EXERCISE DIRECTIONS — Scan the entries below for "volumes" and copy each line that holds it.

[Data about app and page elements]

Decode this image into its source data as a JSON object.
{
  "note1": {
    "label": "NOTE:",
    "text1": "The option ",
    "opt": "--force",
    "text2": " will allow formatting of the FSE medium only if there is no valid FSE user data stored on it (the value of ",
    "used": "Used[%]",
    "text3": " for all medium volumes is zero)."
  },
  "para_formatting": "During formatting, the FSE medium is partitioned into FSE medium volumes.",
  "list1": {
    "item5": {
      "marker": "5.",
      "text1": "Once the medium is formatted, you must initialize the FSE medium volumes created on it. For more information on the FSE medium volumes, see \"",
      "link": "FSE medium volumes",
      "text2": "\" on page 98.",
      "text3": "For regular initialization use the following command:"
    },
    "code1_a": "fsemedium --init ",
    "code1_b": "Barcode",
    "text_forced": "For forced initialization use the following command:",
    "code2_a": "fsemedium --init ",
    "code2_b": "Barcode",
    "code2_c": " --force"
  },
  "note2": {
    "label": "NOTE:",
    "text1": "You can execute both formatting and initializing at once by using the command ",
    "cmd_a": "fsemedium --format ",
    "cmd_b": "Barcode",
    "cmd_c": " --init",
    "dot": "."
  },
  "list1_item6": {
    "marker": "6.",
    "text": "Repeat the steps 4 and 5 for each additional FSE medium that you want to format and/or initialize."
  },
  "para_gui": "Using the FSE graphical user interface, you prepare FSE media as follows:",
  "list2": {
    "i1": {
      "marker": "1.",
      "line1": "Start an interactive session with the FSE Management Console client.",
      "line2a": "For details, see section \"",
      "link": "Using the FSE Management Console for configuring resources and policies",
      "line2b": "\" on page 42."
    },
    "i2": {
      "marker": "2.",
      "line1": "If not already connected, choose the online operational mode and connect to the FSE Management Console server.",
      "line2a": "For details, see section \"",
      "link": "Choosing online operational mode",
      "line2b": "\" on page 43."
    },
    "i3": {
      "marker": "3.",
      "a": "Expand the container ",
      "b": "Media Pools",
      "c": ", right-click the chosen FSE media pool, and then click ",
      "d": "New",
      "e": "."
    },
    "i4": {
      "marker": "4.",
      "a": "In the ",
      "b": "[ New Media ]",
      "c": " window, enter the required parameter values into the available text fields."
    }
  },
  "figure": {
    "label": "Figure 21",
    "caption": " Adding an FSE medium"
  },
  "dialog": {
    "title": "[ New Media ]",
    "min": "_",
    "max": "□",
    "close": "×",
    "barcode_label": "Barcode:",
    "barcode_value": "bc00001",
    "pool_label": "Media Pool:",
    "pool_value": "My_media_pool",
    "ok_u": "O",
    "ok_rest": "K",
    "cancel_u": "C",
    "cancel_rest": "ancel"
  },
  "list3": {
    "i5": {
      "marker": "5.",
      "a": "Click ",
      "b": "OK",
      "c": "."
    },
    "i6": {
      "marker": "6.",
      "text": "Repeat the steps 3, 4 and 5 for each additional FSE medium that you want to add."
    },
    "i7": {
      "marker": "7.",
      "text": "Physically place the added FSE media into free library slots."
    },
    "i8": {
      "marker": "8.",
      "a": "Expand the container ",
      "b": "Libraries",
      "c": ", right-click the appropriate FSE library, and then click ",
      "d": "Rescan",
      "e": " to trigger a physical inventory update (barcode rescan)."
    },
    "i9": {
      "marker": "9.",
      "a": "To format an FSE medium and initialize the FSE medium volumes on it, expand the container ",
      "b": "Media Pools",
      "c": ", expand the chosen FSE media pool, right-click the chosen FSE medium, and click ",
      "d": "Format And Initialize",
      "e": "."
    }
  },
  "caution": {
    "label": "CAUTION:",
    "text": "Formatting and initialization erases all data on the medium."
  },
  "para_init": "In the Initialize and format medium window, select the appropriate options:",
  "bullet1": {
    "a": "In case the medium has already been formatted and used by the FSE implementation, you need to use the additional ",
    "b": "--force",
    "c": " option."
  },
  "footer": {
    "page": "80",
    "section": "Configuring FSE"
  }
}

WRITTEN REPLY —
    "text3": " for all medium volumes is zero)."
  "para_formatting": "During formatting, the FSE medium is partitioned into FSE medium volumes.",
      "text1": "Once the medium is formatted, you must initialize the FSE medium volumes created on it. For more information on the FSE medium volumes, see \"",
      "link": "FSE medium volumes",
      "a": "To format an FSE medium and initialize the FSE medium volumes on it, expand the container ",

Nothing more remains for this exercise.